— Dataset rows for apps and sites —
+ + + + +

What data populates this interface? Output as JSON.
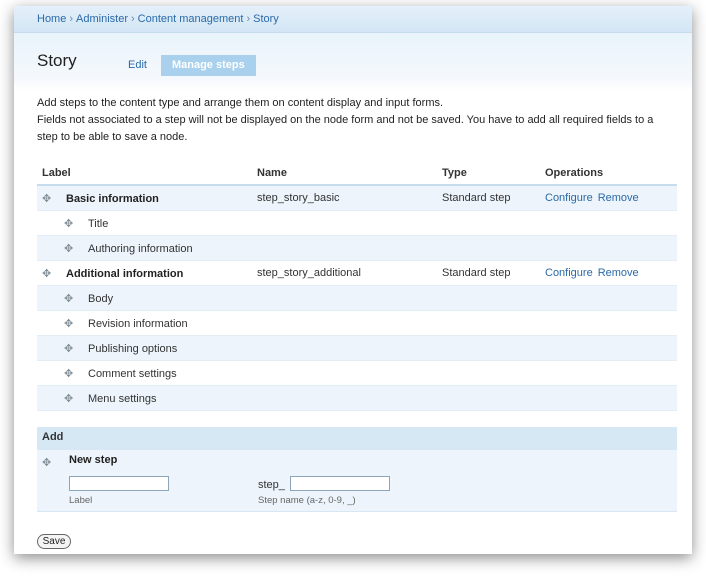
{
  "breadcrumb": [
    "Home",
    "Administer",
    "Content management",
    "Story"
  ],
  "breadcrumb_separator": "›",
  "page_title": "Story",
  "tabs": [
    {
      "label": "Edit",
      "active": false
    },
    {
      "label": "Manage steps",
      "active": true
    }
  ],
  "help": {
    "line1": "Add steps to the content type and arrange them on content display and input forms.",
    "line2": "Fields not associated to a step will not be displayed on the node form and not be saved. You have to add all required fields to a step to be able to save a node."
  },
  "table": {
    "headers": {
      "label": "Label",
      "name": "Name",
      "type": "Type",
      "operations": "Operations"
    },
    "steps": [
      {
        "label": "Basic information",
        "name": "step_story_basic",
        "type": "Standard step",
        "configure": "Configure",
        "remove": "Remove",
        "fields": [
          "Title",
          "Authoring information"
        ]
      },
      {
        "label": "Additional information",
        "name": "step_story_additional",
        "type": "Standard step",
        "configure": "Configure",
        "remove": "Remove",
        "fields": [
          "Body",
          "Revision information",
          "Publishing options",
          "Comment settings",
          "Menu settings"
        ]
      }
    ]
  },
  "add": {
    "header": "Add",
    "new_step_title": "New step",
    "label_value": "",
    "label_description": "Label",
    "name_prefix": "step_",
    "name_value": "",
    "name_description": "Step name (a-z, 0-9, _)"
  },
  "save_label": "Save",
  "icons": {
    "drag": "drag-handle-icon"
  },
  "colors": {
    "link": "#2a6aa8",
    "active_tab": "#a9d0ec",
    "row_alt": "#edf4fb"
  }
}
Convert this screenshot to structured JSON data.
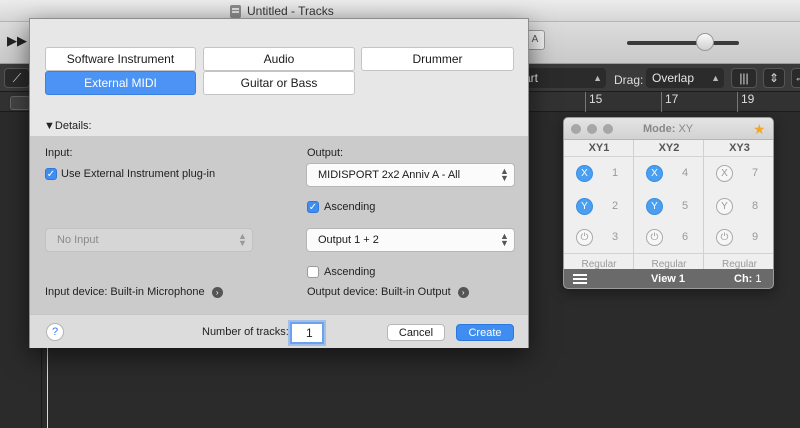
{
  "window": {
    "title": "Untitled - Tracks"
  },
  "toolbar": {
    "snap_value": "art",
    "drag_label": "Drag:",
    "drag_value": "Overlap"
  },
  "ruler": {
    "marks": [
      "15",
      "17",
      "19"
    ]
  },
  "dialog": {
    "track_types": [
      "Software Instrument",
      "Audio",
      "Drummer",
      "External MIDI",
      "Guitar or Bass"
    ],
    "selected_type": "External MIDI",
    "details_label": "Details:",
    "input_label": "Input:",
    "use_external_plugin_label": "Use External Instrument plug-in",
    "use_external_plugin_checked": true,
    "input_value": "No Input",
    "input_device_label": "Input device: Built-in Microphone",
    "output_label": "Output:",
    "midi_output_value": "MIDISPORT 2x2 Anniv A - All",
    "ascending_1_label": "Ascending",
    "ascending_1_checked": true,
    "audio_output_value": "Output 1 + 2",
    "ascending_2_label": "Ascending",
    "ascending_2_checked": false,
    "output_device_label": "Output device: Built-in Output",
    "help_label": "?",
    "ntracks_label": "Number of tracks:",
    "ntracks_value": "1",
    "cancel_label": "Cancel",
    "create_label": "Create"
  },
  "xy_panel": {
    "mode_label": "Mode:",
    "mode_value": "XY",
    "columns": [
      {
        "title": "XY1",
        "x_num": "1",
        "y_num": "2",
        "power_num": "3",
        "x_on": true,
        "y_on": true,
        "mode": "Regular"
      },
      {
        "title": "XY2",
        "x_num": "4",
        "y_num": "5",
        "power_num": "6",
        "x_on": true,
        "y_on": true,
        "mode": "Regular"
      },
      {
        "title": "XY3",
        "x_num": "7",
        "y_num": "8",
        "power_num": "9",
        "x_on": false,
        "y_on": false,
        "mode": "Regular"
      }
    ],
    "x_glyph": "X",
    "y_glyph": "Y",
    "view_label": "View 1",
    "channel_label": "Ch:",
    "channel_value": "1"
  },
  "colors": {
    "accent": "#3f8df0",
    "selected_segment": "#4b93f4",
    "star": "#f5a623"
  }
}
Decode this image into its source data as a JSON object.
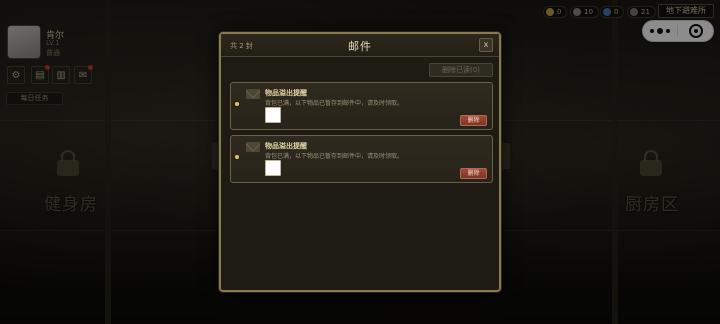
{
  "player": {
    "name": "肯尔",
    "level": "LV.1",
    "status": "普通"
  },
  "toolbar": {
    "gear_icon": "gear-icon",
    "tasks_icon": "clipboard-icon",
    "book_icon": "book-icon",
    "mail_icon": "mail-icon",
    "daily_task_label": "每日任务"
  },
  "resources": [
    {
      "name": "coin",
      "value": "0",
      "color": "#c8a14a"
    },
    {
      "name": "gem",
      "value": "10",
      "color": "#8a8a8a"
    },
    {
      "name": "energy",
      "value": "0",
      "color": "#4a76b8"
    },
    {
      "name": "ticket",
      "value": "21",
      "color": "#7a7a6a"
    }
  ],
  "shelter_label": "地下避难所",
  "rooms": {
    "left": "健身房",
    "right": "厨房区"
  },
  "mail_dialog": {
    "count": "共 2 封",
    "title": "邮件",
    "close_label": "x",
    "delete_read_label": "删除已读(0)",
    "items": [
      {
        "subject": "物品溢出提醒",
        "body": "背包已满，以下物品已暂存到邮件中，请及时领取。",
        "delete_label": "删除"
      },
      {
        "subject": "物品溢出提醒",
        "body": "背包已满，以下物品已暂存到邮件中，请及时领取。",
        "delete_label": "删除"
      }
    ]
  }
}
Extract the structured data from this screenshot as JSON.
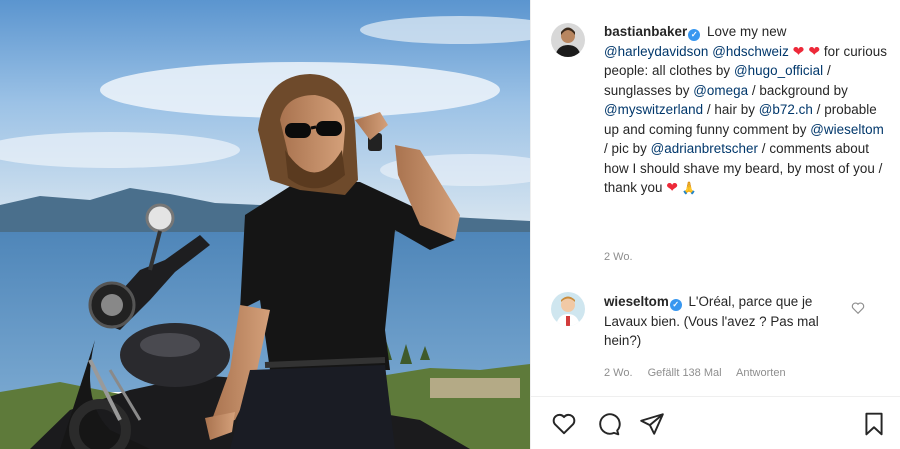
{
  "post": {
    "author": "bastianbaker",
    "caption_segments": [
      {
        "t": "Love my new ",
        "c": "text"
      },
      {
        "t": "@harleydavidson",
        "c": "link"
      },
      {
        "t": " ",
        "c": "text"
      },
      {
        "t": "@hdschweiz",
        "c": "link"
      },
      {
        "t": " ",
        "c": "text"
      },
      {
        "t": "❤ ❤",
        "c": "heart"
      },
      {
        "t": " for curious people: all clothes by ",
        "c": "text"
      },
      {
        "t": "@hugo_official",
        "c": "link"
      },
      {
        "t": " / sunglasses by ",
        "c": "text"
      },
      {
        "t": "@omega",
        "c": "link"
      },
      {
        "t": " / background by ",
        "c": "text"
      },
      {
        "t": "@myswitzerland",
        "c": "link"
      },
      {
        "t": " / hair by ",
        "c": "text"
      },
      {
        "t": "@b72.ch",
        "c": "link"
      },
      {
        "t": " / probable up and coming funny comment by ",
        "c": "text"
      },
      {
        "t": "@wieseltom",
        "c": "link"
      },
      {
        "t": " / pic by ",
        "c": "text"
      },
      {
        "t": "@adrianbretscher",
        "c": "link"
      },
      {
        "t": " / comments about how I should shave my beard, by most of you / thank you ",
        "c": "text"
      },
      {
        "t": "❤",
        "c": "heart"
      },
      {
        "t": " 🙏",
        "c": "pray"
      }
    ],
    "caption_time": "2 Wo."
  },
  "comment": {
    "author": "wieseltom",
    "text": "L'Oréal, parce que je Lavaux bien. (Vous l'avez ? Pas mal hein?)",
    "time": "2 Wo.",
    "likes": "Gefällt 138 Mal",
    "reply": "Antworten"
  },
  "icons": {
    "like": "heart-outline-icon",
    "comment": "speech-bubble-icon",
    "share": "paper-plane-icon",
    "save": "bookmark-icon"
  },
  "colors": {
    "link": "#00376b",
    "verified": "#3897f0",
    "meta": "#8e8e8e",
    "heart": "#ed2939"
  }
}
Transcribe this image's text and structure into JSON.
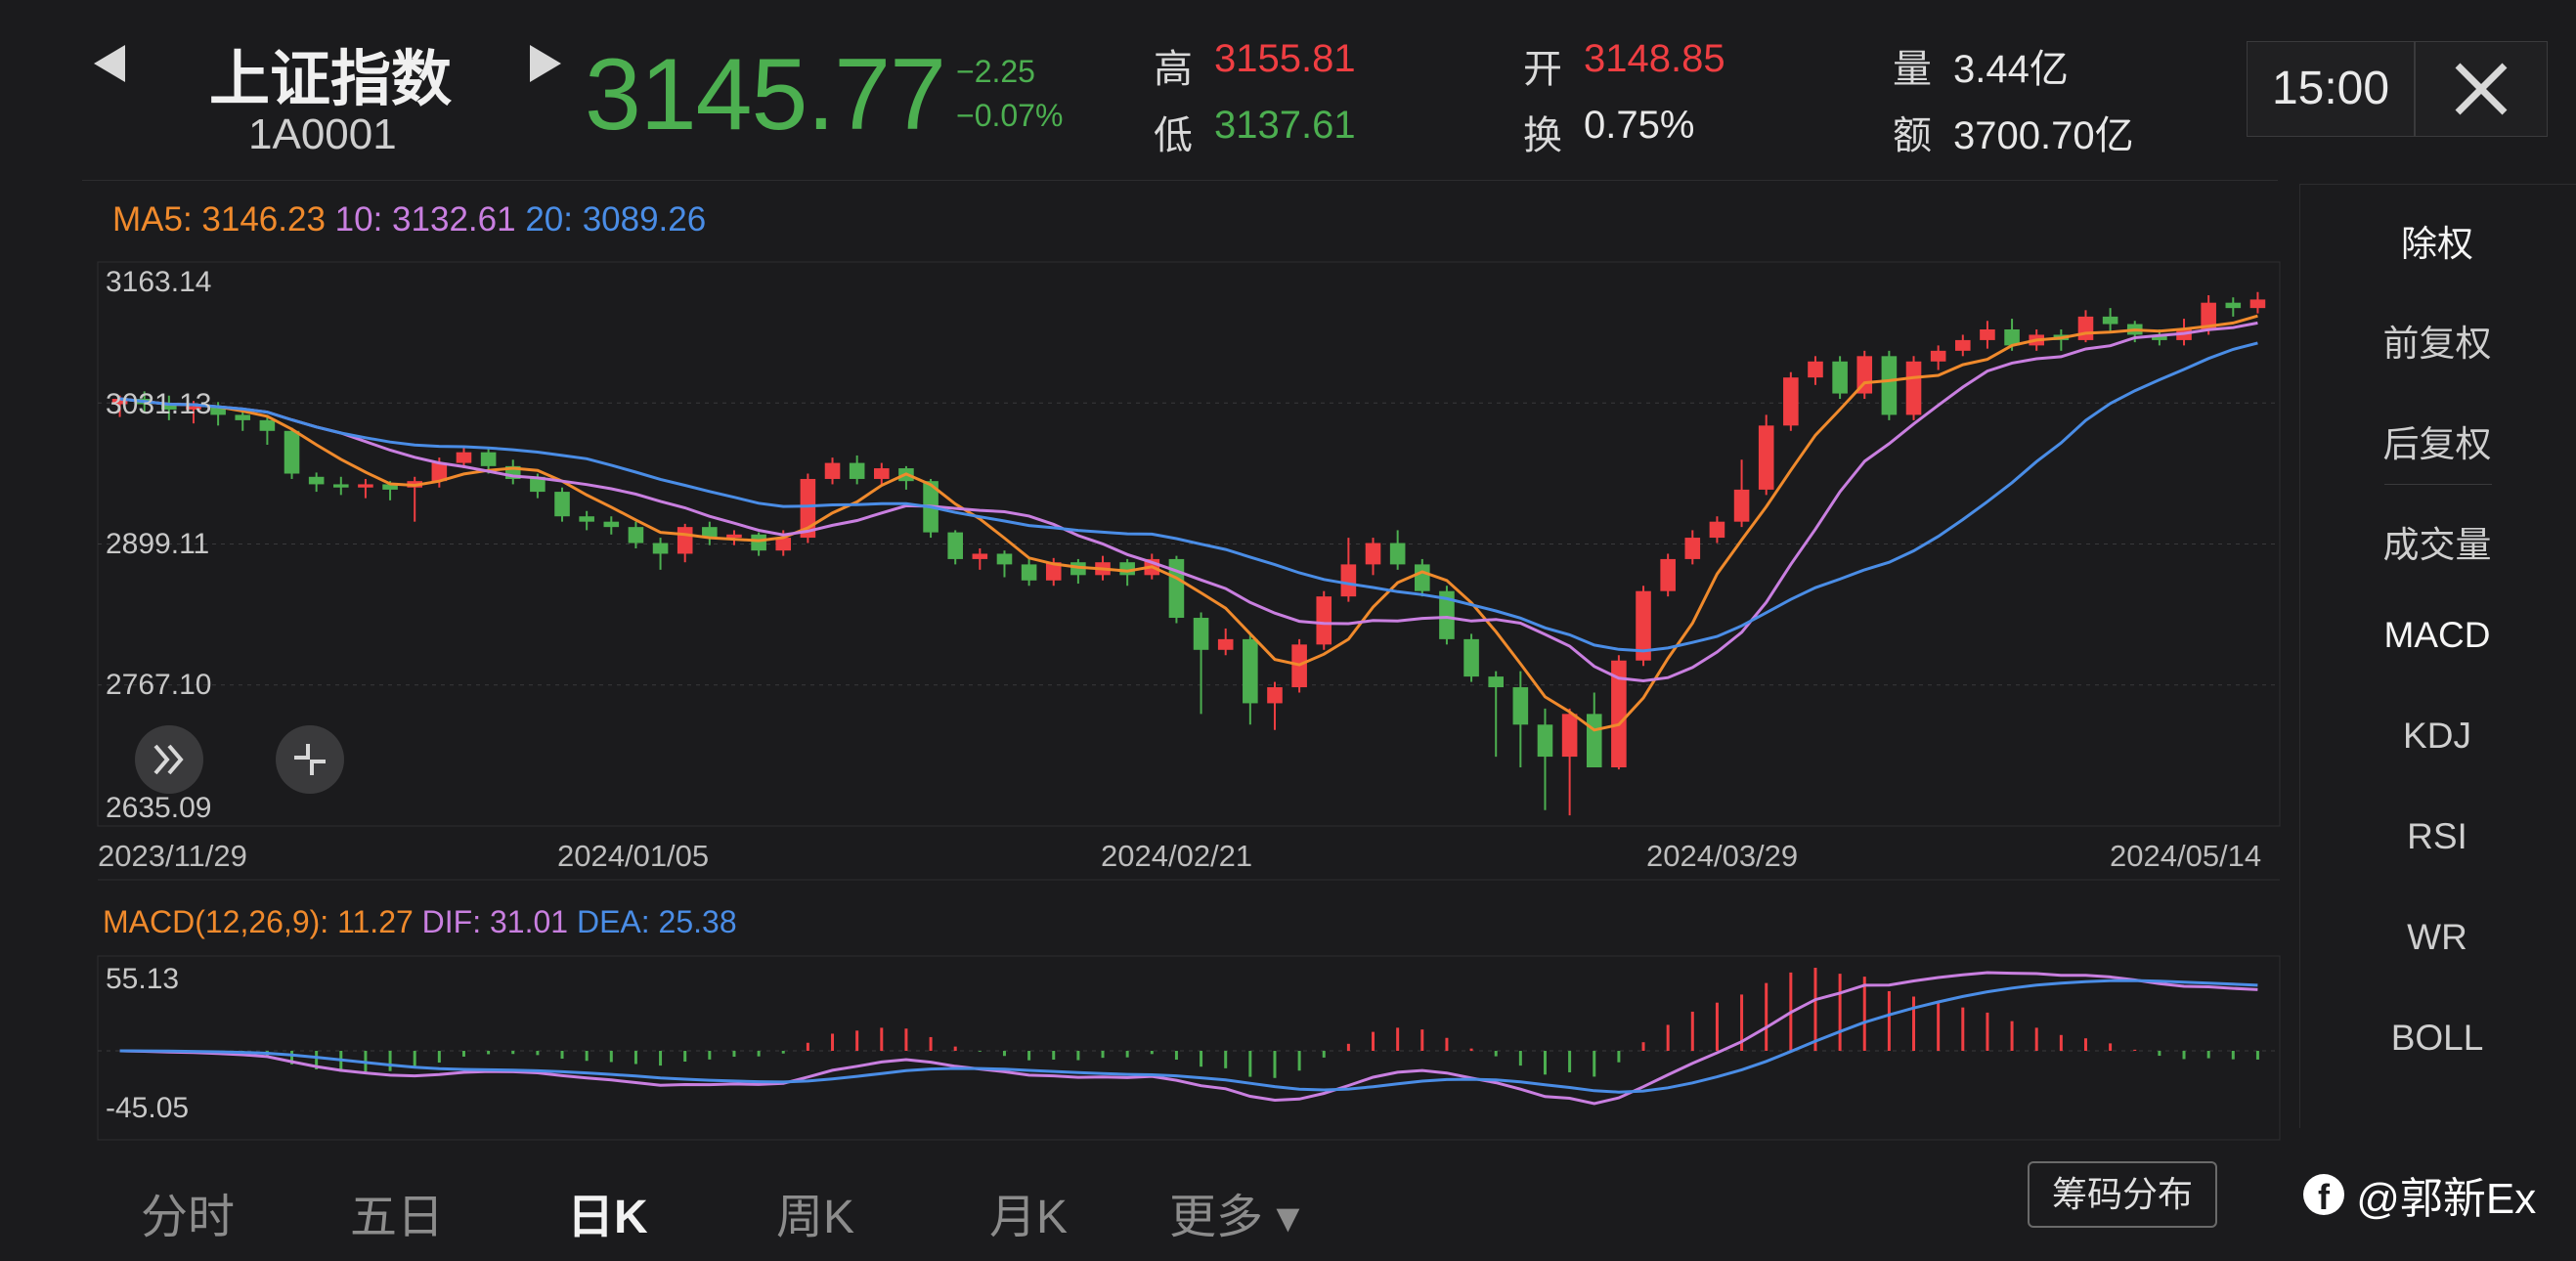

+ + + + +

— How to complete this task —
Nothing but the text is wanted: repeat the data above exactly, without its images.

— Response area —
What data populates this interface? Output as JSON.
{
  "breadcrumb": [
    "Home",
    "Administer",
    "Content management",
    "Story"
  ],
  "breadcrumb_separator": "›",
  "page_title": "Story",
  "tabs": [
    {
      "label": "Edit",
      "active": false
    },
    {
      "label": "Manage steps",
      "active": true
    }
  ],
  "help": {
    "line1": "Add steps to the content type and arrange them on content display and input forms.",
    "line2": "Fields not associated to a step will not be displayed on the node form and not be saved. You have to add all required fields to a step to be able to save a node."
  },
  "table": {
    "headers": {
      "label": "Label",
      "name": "Name",
      "type": "Type",
      "operations": "Operations"
    },
    "steps": [
      {
        "label": "Basic information",
        "name": "step_story_basic",
        "type": "Standard step",
        "configure": "Configure",
        "remove": "Remove",
        "fields": [
          "Title",
          "Authoring information"
        ]
      },
      {
        "label": "Additional information",
        "name": "step_story_additional",
        "type": "Standard step",
        "configure": "Configure",
        "remove": "Remove",
        "fields": [
          "Body",
          "Revision information",
          "Publishing options",
          "Comment settings",
          "Menu settings"
        ]
      }
    ]
  },
  "add": {
    "header": "Add",
    "new_step_title": "New step",
    "label_value": "",
    "label_description": "Label",
    "name_prefix": "step_",
    "name_value": "",
    "name_description": "Step name (a-z, 0-9, _)"
  },
  "save_label": "Save",
  "icons": {
    "drag": "drag-handle-icon"
  },
  "colors": {
    "link": "#2a6aa8",
    "active_tab": "#a9d0ec",
    "row_alt": "#edf4fb"
  }
}
Convert this screenshot to structured JSON data.
{
  "window": {
    "title": "Untitled - Tracks"
  },
  "toolbar": {
    "snap_value": "art",
    "drag_label": "Drag:",
    "drag_value": "Overlap"
  },
  "ruler": {
    "marks": [
      "15",
      "17",
      "19"
    ]
  },
  "dialog": {
    "track_types": [
      "Software Instrument",
      "Audio",
      "Drummer",
      "External MIDI",
      "Guitar or Bass"
    ],
    "selected_type": "External MIDI",
    "details_label": "Details:",
    "input_label": "Input:",
    "use_external_plugin_label": "Use External Instrument plug-in",
    "use_external_plugin_checked": true,
    "input_value": "No Input",
    "input_device_label": "Input device: Built-in Microphone",
    "output_label": "Output:",
    "midi_output_value": "MIDISPORT 2x2 Anniv A - All",
    "ascending_1_label": "Ascending",
    "ascending_1_checked": true,
    "audio_output_value": "Output 1 + 2",
    "ascending_2_label": "Ascending",
    "ascending_2_checked": false,
    "output_device_label": "Output device: Built-in Output",
    "help_label": "?",
    "ntracks_label": "Number of tracks:",
    "ntracks_value": "1",
    "cancel_label": "Cancel",
    "create_label": "Create"
  },
  "xy_panel": {
    "mode_label": "Mode:",
    "mode_value": "XY",
    "columns": [
      {
        "title": "XY1",
        "x_num": "1",
        "y_num": "2",
        "power_num": "3",
        "x_on": true,
        "y_on": true,
        "mode": "Regular"
      },
      {
        "title": "XY2",
        "x_num": "4",
        "y_num": "5",
        "power_num": "6",
        "x_on": true,
        "y_on": true,
        "mode": "Regular"
      },
      {
        "title": "XY3",
        "x_num": "7",
        "y_num": "8",
        "power_num": "9",
        "x_on": false,
        "y_on": false,
        "mode": "Regular"
      }
    ],
    "x_glyph": "X",
    "y_glyph": "Y",
    "view_label": "View 1",
    "channel_label": "Ch:",
    "channel_value": "1"
  },
  "colors": {
    "accent": "#3f8df0",
    "selected_segment": "#4b93f4",
    "star": "#f5a623"
  }
}
Decode this image into its source data as a JSON object.
{
  "player": {
    "name": "肯尔",
    "level": "LV.1",
    "status": "普通"
  },
  "toolbar": {
    "gear_icon": "gear-icon",
    "tasks_icon": "clipboard-icon",
    "book_icon": "book-icon",
    "mail_icon": "mail-icon",
    "daily_task_label": "每日任务"
  },
  "resources": [
    {
      "name": "coin",
      "value": "0",
      "color": "#c8a14a"
    },
    {
      "name": "gem",
      "value": "10",
      "color": "#8a8a8a"
    },
    {
      "name": "energy",
      "value": "0",
      "color": "#4a76b8"
    },
    {
      "name": "ticket",
      "value": "21",
      "color": "#7a7a6a"
    }
  ],
  "shelter_label": "地下避难所",
  "rooms": {
    "left": "健身房",
    "right": "厨房区"
  },
  "mail_dialog": {
    "count": "共 2 封",
    "title": "邮件",
    "close_label": "x",
    "delete_read_label": "删除已读(0)",
    "items": [
      {
        "subject": "物品溢出提醒",
        "body": "背包已满，以下物品已暂存到邮件中，请及时领取。",
        "delete_label": "删除"
      },
      {
        "subject": "物品溢出提醒",
        "body": "背包已满，以下物品已暂存到邮件中，请及时领取。",
        "delete_label": "删除"
      }
    ]
  }
}
Extract the structured data from this screenshot as JSON.
{
  "post": {
    "author": "bastianbaker",
    "caption_segments": [
      {
        "t": "Love my new ",
        "c": "text"
      },
      {
        "t": "@harleydavidson",
        "c": "link"
      },
      {
        "t": " ",
        "c": "text"
      },
      {
        "t": "@hdschweiz",
        "c": "link"
      },
      {
        "t": " ",
        "c": "text"
      },
      {
        "t": "❤ ❤",
        "c": "heart"
      },
      {
        "t": " for curious people: all clothes by ",
        "c": "text"
      },
      {
        "t": "@hugo_official",
        "c": "link"
      },
      {
        "t": " / sunglasses by ",
        "c": "text"
      },
      {
        "t": "@omega",
        "c": "link"
      },
      {
        "t": " / background by ",
        "c": "text"
      },
      {
        "t": "@myswitzerland",
        "c": "link"
      },
      {
        "t": " / hair by ",
        "c": "text"
      },
      {
        "t": "@b72.ch",
        "c": "link"
      },
      {
        "t": " / probable up and coming funny comment by ",
        "c": "text"
      },
      {
        "t": "@wieseltom",
        "c": "link"
      },
      {
        "t": " / pic by ",
        "c": "text"
      },
      {
        "t": "@adrianbretscher",
        "c": "link"
      },
      {
        "t": " / comments about how I should shave my beard, by most of you / thank you ",
        "c": "text"
      },
      {
        "t": "❤",
        "c": "heart"
      },
      {
        "t": " 🙏",
        "c": "pray"
      }
    ],
    "caption_time": "2 Wo."
  },
  "comment": {
    "author": "wieseltom",
    "text": "L'Oréal, parce que je Lavaux bien. (Vous l'avez ? Pas mal hein?)",
    "time": "2 Wo.",
    "likes": "Gefällt 138 Mal",
    "reply": "Antworten"
  },
  "icons": {
    "like": "heart-outline-icon",
    "comment": "speech-bubble-icon",
    "share": "paper-plane-icon",
    "save": "bookmark-icon"
  },
  "colors": {
    "link": "#00376b",
    "verified": "#3897f0",
    "meta": "#8e8e8e",
    "heart": "#ed2939"
  }
}
Transcribe this image's text and structure into JSON.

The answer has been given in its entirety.